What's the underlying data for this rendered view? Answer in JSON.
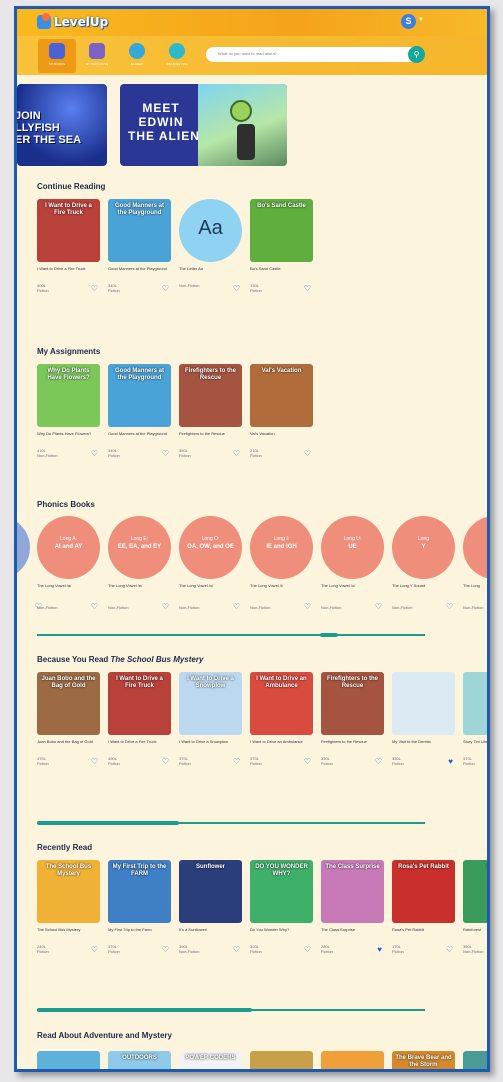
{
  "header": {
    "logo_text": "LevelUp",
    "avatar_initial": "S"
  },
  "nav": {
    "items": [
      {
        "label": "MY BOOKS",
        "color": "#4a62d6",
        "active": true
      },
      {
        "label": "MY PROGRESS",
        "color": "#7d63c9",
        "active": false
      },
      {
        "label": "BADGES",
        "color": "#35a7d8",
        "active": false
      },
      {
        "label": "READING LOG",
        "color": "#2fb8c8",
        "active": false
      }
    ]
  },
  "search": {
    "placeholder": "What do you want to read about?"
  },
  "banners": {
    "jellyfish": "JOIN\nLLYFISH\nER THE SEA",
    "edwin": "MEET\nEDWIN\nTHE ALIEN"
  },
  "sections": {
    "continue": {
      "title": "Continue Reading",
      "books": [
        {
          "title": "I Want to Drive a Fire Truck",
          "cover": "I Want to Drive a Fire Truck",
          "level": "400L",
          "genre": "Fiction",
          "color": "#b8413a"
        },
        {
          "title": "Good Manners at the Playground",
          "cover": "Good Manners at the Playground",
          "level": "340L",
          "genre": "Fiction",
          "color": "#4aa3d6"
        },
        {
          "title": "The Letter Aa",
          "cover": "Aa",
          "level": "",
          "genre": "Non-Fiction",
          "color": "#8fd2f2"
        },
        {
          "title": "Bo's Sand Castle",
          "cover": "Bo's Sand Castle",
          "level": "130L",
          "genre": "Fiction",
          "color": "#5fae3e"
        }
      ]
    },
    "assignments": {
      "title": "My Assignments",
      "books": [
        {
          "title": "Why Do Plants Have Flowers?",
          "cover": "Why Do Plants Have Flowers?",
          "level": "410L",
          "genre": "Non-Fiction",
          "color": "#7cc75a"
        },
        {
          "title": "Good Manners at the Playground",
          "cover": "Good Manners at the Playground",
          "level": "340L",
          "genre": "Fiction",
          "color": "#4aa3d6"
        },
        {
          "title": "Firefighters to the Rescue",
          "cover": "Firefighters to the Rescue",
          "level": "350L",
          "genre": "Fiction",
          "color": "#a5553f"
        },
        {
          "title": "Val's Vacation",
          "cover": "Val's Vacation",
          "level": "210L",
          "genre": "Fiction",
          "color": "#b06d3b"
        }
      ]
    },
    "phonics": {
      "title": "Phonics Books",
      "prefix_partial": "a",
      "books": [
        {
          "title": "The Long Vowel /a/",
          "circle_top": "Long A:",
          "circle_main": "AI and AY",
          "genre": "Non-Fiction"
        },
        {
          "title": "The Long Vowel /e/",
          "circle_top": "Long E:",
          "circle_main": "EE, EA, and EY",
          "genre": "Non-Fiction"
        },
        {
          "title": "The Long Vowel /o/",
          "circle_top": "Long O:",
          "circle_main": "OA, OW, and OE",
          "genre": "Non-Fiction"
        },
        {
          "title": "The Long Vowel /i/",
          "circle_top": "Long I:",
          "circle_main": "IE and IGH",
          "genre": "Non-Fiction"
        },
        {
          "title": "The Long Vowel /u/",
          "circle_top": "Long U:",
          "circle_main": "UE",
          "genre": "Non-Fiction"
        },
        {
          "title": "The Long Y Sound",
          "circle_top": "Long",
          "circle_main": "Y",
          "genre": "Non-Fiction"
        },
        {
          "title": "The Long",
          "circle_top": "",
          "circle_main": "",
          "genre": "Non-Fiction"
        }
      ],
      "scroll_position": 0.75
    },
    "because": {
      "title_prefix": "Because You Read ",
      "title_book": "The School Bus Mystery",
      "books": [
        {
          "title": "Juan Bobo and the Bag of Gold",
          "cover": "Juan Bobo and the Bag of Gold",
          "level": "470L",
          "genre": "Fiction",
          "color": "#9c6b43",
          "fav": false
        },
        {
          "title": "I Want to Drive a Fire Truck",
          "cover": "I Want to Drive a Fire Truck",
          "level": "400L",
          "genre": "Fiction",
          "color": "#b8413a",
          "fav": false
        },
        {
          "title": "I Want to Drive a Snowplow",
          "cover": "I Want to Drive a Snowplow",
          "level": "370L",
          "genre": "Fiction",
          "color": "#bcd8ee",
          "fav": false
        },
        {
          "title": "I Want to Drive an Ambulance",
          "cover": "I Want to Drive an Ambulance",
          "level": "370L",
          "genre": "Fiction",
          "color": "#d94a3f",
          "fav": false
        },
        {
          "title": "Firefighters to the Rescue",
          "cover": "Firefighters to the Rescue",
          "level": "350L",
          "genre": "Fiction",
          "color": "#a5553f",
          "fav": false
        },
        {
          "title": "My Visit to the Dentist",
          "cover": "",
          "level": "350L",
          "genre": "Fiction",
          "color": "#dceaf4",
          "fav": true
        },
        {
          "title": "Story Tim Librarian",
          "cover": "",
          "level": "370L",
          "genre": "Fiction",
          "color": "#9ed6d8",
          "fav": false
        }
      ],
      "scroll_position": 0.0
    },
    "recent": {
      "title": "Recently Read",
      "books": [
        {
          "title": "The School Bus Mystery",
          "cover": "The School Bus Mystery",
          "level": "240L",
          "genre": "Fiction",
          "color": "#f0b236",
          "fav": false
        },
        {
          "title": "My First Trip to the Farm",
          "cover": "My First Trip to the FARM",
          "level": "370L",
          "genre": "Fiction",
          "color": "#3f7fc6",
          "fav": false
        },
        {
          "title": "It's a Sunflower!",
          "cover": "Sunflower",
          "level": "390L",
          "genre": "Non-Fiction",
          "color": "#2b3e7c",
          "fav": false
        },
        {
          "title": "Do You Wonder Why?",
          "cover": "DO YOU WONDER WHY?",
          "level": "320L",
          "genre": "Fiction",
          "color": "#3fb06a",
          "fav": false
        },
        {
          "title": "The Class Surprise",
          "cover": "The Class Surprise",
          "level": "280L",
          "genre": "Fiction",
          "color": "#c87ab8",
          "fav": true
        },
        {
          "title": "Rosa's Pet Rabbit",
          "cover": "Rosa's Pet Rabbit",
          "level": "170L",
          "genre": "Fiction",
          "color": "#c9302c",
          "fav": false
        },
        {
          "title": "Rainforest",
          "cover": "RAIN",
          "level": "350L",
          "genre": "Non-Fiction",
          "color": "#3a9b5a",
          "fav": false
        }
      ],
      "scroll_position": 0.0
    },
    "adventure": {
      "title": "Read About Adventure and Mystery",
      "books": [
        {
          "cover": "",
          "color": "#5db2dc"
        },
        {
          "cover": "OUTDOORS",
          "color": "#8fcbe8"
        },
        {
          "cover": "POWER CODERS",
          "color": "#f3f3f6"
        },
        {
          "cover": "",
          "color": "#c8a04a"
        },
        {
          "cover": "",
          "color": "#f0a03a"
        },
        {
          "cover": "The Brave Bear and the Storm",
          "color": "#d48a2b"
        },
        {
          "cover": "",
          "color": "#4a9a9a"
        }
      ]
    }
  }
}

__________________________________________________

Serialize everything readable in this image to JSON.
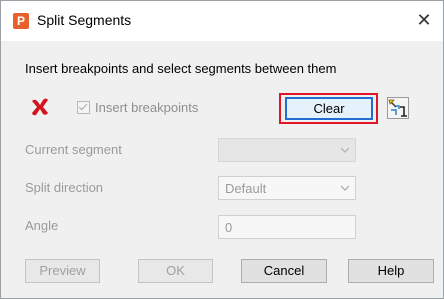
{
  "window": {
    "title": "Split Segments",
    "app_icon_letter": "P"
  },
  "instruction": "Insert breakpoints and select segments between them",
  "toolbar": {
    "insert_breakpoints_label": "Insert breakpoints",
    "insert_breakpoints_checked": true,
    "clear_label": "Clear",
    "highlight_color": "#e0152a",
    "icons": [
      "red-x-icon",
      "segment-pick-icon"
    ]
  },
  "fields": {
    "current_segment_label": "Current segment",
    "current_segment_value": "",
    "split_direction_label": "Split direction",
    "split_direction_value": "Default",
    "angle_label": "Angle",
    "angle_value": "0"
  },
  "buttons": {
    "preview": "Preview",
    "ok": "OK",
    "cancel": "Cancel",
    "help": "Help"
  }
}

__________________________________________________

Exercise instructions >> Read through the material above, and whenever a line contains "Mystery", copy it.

Answer to the problem >>
      "title_book": "The School Bus Mystery",
          "title": "The School Bus Mystery",
          "cover": "The School Bus Mystery",
      "title": "Read About Adventure and Mystery",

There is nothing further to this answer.